## Task instructions:
Search the listing below for the string "辅助决策", then copy every line it appears in.

%%

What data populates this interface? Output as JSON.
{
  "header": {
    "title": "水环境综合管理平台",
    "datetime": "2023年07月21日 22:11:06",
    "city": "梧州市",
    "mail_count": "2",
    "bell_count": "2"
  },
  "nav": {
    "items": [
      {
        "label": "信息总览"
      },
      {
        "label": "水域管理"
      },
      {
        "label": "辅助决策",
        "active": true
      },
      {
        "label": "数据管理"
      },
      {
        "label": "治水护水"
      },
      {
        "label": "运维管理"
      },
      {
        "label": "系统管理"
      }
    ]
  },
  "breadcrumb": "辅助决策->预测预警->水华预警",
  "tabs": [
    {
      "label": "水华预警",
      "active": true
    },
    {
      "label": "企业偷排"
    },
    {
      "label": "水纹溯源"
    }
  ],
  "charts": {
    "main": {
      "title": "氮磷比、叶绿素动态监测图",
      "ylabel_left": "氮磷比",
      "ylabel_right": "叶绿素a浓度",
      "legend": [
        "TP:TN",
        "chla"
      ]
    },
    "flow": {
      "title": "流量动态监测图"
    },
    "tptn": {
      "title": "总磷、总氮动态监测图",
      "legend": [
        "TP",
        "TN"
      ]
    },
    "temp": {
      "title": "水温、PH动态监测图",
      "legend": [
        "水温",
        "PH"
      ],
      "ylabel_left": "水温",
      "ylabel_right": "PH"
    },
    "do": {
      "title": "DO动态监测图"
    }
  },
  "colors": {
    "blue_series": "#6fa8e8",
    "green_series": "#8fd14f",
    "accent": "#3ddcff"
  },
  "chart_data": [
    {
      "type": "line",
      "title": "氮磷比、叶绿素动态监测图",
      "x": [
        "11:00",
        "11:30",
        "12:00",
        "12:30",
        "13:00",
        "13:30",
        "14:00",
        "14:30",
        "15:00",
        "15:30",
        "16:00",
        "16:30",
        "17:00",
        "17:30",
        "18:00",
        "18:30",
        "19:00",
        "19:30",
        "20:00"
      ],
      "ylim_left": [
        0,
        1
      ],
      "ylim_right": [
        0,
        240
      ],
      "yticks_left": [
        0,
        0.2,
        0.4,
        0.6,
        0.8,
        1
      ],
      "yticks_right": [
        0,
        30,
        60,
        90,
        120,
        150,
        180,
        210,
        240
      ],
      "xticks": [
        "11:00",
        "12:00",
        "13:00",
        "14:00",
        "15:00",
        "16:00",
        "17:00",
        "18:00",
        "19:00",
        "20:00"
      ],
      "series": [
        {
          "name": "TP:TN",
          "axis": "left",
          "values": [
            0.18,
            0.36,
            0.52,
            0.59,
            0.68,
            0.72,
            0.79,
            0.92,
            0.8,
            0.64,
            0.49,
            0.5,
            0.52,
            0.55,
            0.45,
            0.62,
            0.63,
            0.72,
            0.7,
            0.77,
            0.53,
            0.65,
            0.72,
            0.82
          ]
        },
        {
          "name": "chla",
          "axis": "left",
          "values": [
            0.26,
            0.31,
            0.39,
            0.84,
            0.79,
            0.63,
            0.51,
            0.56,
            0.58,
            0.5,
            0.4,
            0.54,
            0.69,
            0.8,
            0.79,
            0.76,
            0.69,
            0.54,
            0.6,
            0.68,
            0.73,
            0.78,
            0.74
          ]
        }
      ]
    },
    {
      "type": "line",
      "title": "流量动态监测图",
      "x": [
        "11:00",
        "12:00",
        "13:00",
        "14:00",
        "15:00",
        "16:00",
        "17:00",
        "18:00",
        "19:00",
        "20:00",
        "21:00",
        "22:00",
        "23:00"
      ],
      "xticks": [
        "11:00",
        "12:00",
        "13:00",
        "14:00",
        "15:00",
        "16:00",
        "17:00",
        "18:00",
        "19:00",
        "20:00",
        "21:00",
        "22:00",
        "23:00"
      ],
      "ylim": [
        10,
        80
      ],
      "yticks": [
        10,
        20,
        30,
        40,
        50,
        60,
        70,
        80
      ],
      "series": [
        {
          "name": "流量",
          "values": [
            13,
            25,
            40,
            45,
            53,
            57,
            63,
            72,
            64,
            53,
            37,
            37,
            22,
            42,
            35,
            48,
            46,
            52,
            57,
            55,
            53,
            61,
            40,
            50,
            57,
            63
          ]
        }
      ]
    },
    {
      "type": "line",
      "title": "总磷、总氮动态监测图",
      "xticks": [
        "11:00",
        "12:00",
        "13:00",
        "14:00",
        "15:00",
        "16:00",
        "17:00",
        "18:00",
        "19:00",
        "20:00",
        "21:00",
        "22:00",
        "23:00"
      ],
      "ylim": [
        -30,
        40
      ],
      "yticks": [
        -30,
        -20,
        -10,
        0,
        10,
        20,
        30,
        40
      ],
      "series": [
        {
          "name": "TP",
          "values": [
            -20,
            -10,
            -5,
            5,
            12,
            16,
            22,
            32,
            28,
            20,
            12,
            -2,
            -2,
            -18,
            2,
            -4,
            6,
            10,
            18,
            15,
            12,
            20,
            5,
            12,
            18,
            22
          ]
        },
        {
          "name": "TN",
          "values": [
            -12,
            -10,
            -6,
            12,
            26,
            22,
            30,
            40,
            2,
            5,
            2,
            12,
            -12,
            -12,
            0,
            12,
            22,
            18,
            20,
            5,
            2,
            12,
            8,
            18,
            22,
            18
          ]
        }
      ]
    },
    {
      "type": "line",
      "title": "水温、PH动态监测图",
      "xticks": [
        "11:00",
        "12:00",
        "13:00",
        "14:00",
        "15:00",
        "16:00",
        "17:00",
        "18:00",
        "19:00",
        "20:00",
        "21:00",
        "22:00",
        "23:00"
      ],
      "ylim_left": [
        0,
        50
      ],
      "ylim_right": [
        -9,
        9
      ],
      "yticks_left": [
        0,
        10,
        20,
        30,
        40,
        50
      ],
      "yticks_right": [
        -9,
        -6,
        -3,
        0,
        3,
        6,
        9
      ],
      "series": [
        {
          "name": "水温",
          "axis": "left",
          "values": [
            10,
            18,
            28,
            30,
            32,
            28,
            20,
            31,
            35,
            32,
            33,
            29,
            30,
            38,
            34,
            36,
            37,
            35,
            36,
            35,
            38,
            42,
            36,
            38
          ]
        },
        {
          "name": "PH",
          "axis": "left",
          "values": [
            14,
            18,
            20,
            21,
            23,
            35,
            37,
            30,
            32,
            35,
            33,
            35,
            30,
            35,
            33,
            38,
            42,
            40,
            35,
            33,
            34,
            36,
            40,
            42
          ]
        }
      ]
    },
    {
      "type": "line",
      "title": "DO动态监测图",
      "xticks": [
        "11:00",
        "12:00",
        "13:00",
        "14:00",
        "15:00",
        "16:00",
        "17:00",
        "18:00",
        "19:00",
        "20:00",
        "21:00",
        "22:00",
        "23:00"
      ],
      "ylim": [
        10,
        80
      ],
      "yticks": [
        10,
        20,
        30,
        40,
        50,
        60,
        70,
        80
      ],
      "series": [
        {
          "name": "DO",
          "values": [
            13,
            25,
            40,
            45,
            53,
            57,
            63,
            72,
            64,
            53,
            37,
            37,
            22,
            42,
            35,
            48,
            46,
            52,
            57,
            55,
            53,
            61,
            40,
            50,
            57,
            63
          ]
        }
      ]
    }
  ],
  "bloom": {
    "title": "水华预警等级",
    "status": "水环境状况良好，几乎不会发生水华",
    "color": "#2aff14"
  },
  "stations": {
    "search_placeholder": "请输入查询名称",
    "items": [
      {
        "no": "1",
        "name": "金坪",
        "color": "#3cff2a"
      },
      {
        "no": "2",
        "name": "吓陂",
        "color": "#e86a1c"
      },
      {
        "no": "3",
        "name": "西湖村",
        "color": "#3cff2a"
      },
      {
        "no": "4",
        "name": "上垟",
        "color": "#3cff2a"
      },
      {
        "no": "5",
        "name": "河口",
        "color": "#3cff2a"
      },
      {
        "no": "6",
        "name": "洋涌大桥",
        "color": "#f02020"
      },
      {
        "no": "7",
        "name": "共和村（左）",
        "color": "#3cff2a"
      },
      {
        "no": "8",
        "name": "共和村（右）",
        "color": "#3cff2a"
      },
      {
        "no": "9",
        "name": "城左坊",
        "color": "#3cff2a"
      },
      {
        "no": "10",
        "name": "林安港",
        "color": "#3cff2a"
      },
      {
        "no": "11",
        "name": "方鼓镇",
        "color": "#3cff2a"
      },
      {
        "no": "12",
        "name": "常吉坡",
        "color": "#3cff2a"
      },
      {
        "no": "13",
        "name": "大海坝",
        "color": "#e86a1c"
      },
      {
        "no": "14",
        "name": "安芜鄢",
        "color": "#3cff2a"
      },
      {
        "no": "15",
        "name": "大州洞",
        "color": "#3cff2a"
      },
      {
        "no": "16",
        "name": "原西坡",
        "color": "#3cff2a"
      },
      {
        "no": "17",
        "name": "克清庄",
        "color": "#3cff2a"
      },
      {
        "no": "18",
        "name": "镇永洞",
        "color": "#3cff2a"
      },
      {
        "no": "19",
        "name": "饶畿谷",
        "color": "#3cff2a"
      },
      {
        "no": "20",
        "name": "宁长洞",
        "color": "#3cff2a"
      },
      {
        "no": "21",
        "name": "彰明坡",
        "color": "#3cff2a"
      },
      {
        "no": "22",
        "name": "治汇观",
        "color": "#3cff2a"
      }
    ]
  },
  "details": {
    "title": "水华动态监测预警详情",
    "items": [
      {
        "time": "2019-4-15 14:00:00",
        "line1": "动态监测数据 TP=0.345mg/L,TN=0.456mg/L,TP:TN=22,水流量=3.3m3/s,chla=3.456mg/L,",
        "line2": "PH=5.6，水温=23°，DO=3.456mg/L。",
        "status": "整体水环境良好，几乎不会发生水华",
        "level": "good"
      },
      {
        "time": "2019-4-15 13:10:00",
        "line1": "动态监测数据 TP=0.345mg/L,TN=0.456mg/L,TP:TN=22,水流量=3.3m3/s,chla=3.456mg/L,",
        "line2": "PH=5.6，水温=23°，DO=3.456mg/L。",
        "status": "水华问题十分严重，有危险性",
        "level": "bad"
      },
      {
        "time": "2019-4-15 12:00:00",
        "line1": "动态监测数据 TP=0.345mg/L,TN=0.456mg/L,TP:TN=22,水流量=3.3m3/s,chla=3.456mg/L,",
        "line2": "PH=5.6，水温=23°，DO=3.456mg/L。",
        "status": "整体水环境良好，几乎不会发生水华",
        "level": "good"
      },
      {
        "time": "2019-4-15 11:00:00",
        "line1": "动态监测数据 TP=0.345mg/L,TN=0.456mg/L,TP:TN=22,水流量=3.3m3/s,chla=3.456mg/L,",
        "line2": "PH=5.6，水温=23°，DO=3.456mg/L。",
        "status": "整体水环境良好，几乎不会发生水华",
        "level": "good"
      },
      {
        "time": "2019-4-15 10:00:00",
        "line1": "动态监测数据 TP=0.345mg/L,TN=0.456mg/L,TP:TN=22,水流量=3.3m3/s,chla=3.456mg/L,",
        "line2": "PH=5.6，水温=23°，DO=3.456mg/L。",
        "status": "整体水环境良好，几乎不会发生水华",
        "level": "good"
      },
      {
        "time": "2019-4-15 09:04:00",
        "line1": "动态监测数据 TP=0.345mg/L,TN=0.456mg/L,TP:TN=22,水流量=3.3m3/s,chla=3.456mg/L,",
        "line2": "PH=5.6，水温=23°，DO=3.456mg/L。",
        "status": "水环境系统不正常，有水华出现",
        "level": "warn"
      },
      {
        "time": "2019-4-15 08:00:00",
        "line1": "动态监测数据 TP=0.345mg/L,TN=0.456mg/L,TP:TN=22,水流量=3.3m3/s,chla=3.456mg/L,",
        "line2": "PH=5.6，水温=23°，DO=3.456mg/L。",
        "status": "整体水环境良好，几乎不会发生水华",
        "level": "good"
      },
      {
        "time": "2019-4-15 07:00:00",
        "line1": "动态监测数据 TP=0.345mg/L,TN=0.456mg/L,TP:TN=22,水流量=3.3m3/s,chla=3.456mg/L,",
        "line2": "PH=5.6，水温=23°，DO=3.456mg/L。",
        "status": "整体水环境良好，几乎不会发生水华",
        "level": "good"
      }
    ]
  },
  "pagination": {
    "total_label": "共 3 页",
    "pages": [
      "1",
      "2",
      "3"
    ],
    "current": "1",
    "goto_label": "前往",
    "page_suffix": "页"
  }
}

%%

## Exercise solution:
        "label": "辅助决策",
  "breadcrumb": "辅助决策->预测预警->水华预警",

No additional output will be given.